For some vertical farming investors, however, securing profitability has not always taken center stage. “Expansion was prioritized, especially in the US, where you had venture capital funding,” says Yusibov. “In the US, expansion and scale came before profitability.”

Yusibov adds that a more financially sustainable approach requires moving away from a VC-style pursuit of breakneck growth. Developers, he says, need to find patient capital. “Vertical farming developers need to partner up with the right funder in order to be able to execute their strategy, which is going to take a number of years – it’s not something they can realize at short notice.”

Despite the challenges of raising capital and weathering the energy price storm, the potential for vertical farming to deliver significant environmental benefits is clear – even if the industry cannot refashion the world’s food system overnight.

“It’s going to take, realistically, quite a long time for us to build all of the vertical farms that we need,” Bachmann acknowledges.
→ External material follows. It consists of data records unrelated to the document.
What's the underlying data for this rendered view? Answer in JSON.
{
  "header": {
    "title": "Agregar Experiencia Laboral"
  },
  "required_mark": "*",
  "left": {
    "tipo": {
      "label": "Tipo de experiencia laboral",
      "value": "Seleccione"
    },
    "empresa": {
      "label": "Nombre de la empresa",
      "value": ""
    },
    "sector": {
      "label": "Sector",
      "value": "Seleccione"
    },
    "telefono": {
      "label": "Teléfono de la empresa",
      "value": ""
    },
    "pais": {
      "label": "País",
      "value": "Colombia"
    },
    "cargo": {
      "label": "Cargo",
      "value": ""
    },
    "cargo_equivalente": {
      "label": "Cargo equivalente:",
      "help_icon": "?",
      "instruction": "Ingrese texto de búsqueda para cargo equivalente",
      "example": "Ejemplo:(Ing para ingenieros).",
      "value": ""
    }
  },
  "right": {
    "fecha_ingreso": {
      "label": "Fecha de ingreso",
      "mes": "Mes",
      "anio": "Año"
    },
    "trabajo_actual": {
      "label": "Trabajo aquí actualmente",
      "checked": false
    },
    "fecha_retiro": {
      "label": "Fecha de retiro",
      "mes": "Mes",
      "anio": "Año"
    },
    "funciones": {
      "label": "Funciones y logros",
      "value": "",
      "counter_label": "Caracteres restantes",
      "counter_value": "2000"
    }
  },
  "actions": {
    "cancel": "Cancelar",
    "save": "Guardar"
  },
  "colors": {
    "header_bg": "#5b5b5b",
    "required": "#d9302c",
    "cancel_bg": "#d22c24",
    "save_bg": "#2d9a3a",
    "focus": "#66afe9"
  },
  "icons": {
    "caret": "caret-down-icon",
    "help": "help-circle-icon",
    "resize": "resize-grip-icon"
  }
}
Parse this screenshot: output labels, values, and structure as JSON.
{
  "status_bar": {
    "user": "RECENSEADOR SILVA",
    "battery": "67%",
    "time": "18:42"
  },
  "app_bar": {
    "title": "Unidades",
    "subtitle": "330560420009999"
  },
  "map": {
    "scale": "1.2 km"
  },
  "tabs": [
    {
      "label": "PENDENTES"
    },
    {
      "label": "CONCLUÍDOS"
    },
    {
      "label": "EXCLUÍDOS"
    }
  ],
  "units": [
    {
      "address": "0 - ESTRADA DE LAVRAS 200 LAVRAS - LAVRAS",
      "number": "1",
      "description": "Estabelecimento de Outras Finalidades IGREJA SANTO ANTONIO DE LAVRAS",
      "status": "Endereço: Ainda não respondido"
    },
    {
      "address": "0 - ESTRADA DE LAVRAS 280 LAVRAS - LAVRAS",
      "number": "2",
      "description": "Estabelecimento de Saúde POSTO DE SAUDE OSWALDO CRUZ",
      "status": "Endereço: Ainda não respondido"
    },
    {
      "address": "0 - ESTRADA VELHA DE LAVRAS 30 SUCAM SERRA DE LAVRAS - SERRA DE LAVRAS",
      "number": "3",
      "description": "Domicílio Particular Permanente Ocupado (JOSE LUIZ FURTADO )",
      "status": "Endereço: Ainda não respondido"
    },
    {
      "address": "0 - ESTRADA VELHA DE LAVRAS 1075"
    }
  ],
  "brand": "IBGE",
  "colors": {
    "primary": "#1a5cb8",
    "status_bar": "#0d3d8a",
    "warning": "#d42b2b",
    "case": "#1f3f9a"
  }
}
But he is convinced that vertical farming will enable countries like the UK to reduce food imports, and eventually to take marginally productive land – which relies heavily on chemical fertilizers and pesticides to grow food – out of the food system.

“I do envisage a future where vertical farming is a predominant method by which we grow our food.”